I joined him after his meeting, outside a bistro, and our eyes met as I was threading my way through other pedestrians. I’d gone to a lot of effort; a mid-calf black dress with fat-clamping panels had been purchased and new black boots, and I’d had my hair done. But his face registered disappointment that he struggled to hide. His appearance surprised me too. He was broader, greyer and looked older than I was expecting. He looked weary and anxious. I’d assumed there’d be a romantic first contact, a kiss that would set the tone for the day – it felt like we’d already had a lengthy build-up to that – but the hug he offered was formal. I stepped back and looked into his eyes. His cool blue eyes looked back. I looped an arm around his neck and kissed him on the mouth, a closed-lip kiss, though not a great-aunt-at-Christmas kiss.

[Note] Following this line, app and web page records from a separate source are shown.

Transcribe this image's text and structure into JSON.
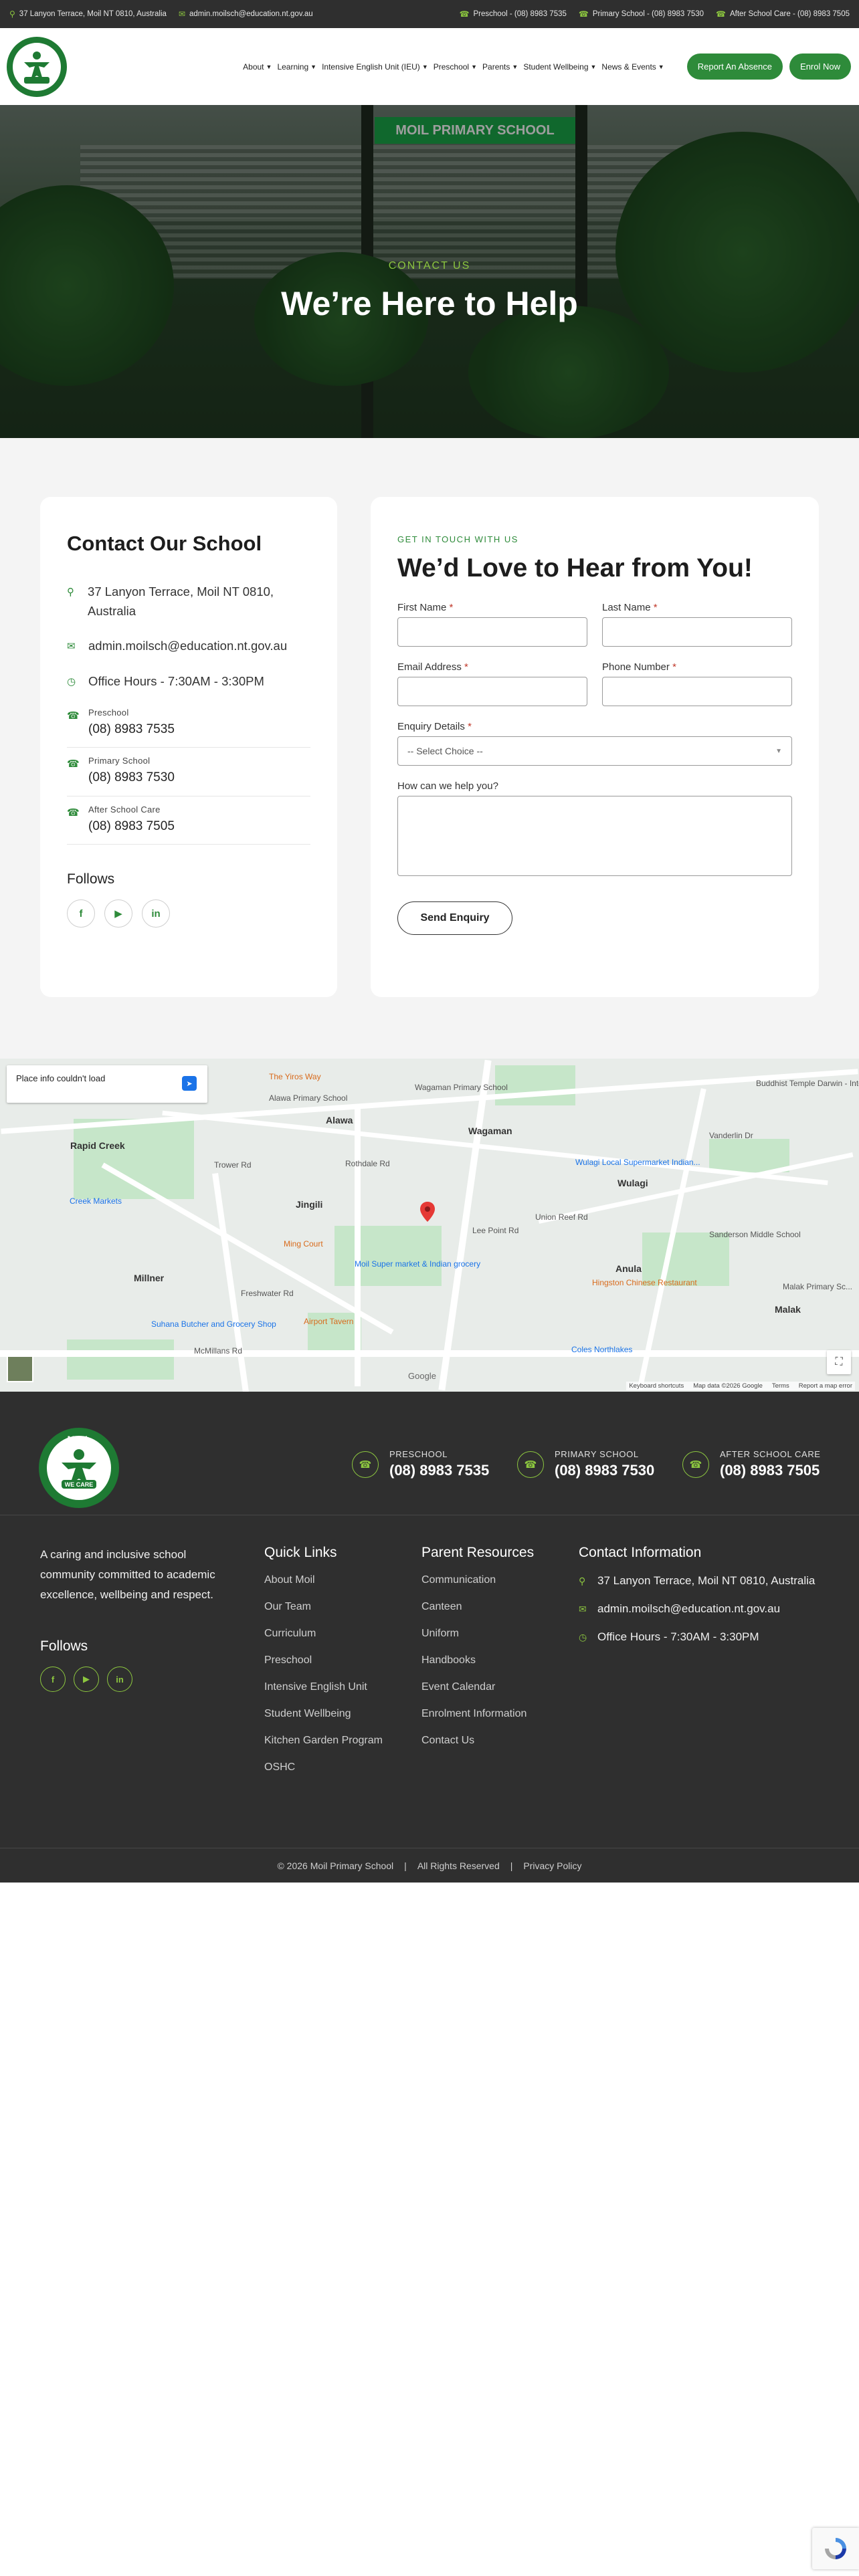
{
  "topbar": {
    "address": "37 Lanyon Terrace, Moil NT 0810, Australia",
    "email": "admin.moilsch@education.nt.gov.au",
    "phones": [
      "Preschool - (08) 8983 7535",
      "Primary School - (08) 8983 7530",
      "After School Care - (08) 8983 7505"
    ]
  },
  "header": {
    "logo_text": "MOIL",
    "logo_motto": "WE CARE",
    "nav": [
      "About",
      "Learning",
      "Intensive English Unit (IEU)",
      "Preschool",
      "Parents",
      "Student Wellbeing",
      "News & Events"
    ],
    "report_absence": "Report An Absence",
    "enrol_now": "Enrol Now"
  },
  "hero": {
    "sign": "MOIL PRIMARY SCHOOL",
    "eyebrow": "CONTACT US",
    "title": "We’re Here to Help"
  },
  "contact_card": {
    "title": "Contact Our School",
    "address": "37 Lanyon Terrace, Moil NT 0810, Australia",
    "email": "admin.moilsch@education.nt.gov.au",
    "hours": "Office Hours - 7:30AM - 3:30PM",
    "phones": [
      {
        "label": "Preschool",
        "number": "(08) 8983 7535"
      },
      {
        "label": "Primary School",
        "number": "(08) 8983 7530"
      },
      {
        "label": "After School Care",
        "number": "(08) 8983 7505"
      }
    ],
    "follows": "Follows"
  },
  "form": {
    "eyebrow": "GET IN TOUCH WITH US",
    "title": "We’d Love to Hear from You!",
    "first_name": "First Name",
    "last_name": "Last Name",
    "email": "Email Address",
    "phone": "Phone Number",
    "enquiry": "Enquiry Details",
    "enquiry_select": "-- Select Choice --",
    "message": "How can we help you?",
    "send": "Send Enquiry",
    "required_mark": "*"
  },
  "map": {
    "info": "Place info couldn't load",
    "labels": {
      "rapid_creek": "Rapid Creek",
      "alawa": "Alawa",
      "wagaman": "Wagaman",
      "jingili": "Jingili",
      "wulagi": "Wulagi",
      "anula": "Anula",
      "millner": "Millner",
      "malak": "Malak",
      "yiros": "The Yiros Way",
      "alawa_ps": "Alawa Primary School",
      "wagaman_ps": "Wagaman Primary School",
      "buddhist": "Buddhist Temple Darwin - International",
      "wulagi_super": "Wulagi Local Supermarket Indian...",
      "sanderson": "Sanderson Middle School",
      "ming": "Ming Court",
      "moil_super": "Moil Super market & Indian grocery",
      "hingston": "Hingston Chinese Restaurant",
      "airport": "Airport Tavern",
      "suhana": "Suhana Butcher and Grocery Shop",
      "coles": "Coles Northlakes",
      "malak_ps": "Malak Primary Sc...",
      "creek_markets": "Creek Markets",
      "trower": "Trower Rd",
      "mcmillans": "McMillans Rd",
      "vanderlin": "Vanderlin Dr",
      "lee_point": "Lee Point Rd",
      "union": "Union Reef Rd",
      "freshwater": "Freshwater Rd",
      "rothdale": "Rothdale Rd"
    },
    "keyboard": "Keyboard shortcuts",
    "mapdata": "Map data ©2026 Google",
    "terms": "Terms",
    "report": "Report a map error",
    "google": "Google"
  },
  "footer": {
    "phones": [
      {
        "label": "PRESCHOOL",
        "number": "(08) 8983 7535"
      },
      {
        "label": "PRIMARY SCHOOL",
        "number": "(08) 8983 7530"
      },
      {
        "label": "AFTER SCHOOL CARE",
        "number": "(08) 8983 7505"
      }
    ],
    "about": "A caring and inclusive school community committed to academic excellence, wellbeing and respect.",
    "follows": "Follows",
    "quick_links_title": "Quick Links",
    "quick_links": [
      "About Moil",
      "Our Team",
      "Curriculum",
      "Preschool",
      "Intensive English Unit",
      "Student Wellbeing",
      "Kitchen Garden Program",
      "OSHC"
    ],
    "parent_title": "Parent Resources",
    "parent_links": [
      "Communication",
      "Canteen",
      "Uniform",
      "Handbooks",
      "Event Calendar",
      "Enrolment Information",
      "Contact Us"
    ],
    "contact_title": "Contact Information",
    "contact_address": "37 Lanyon Terrace, Moil NT 0810, Australia",
    "contact_email": "admin.moilsch@education.nt.gov.au",
    "contact_hours": "Office Hours - 7:30AM - 3:30PM",
    "copyright": "© 2026 Moil Primary School",
    "sep": "|",
    "rights": "All Rights Reserved",
    "privacy": "Privacy Policy"
  },
  "colors": {
    "accent": "#2e8b3a",
    "accent_light": "#8cc63f",
    "dark": "#2f2f2f"
  }
}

He seemed surprised; he pulled away. We were five minutes into an itinerary, involving lunch, strolling, drinks, theatre and dinner, and it already felt like a disaster.

It was a disaster. Things were going to get worse.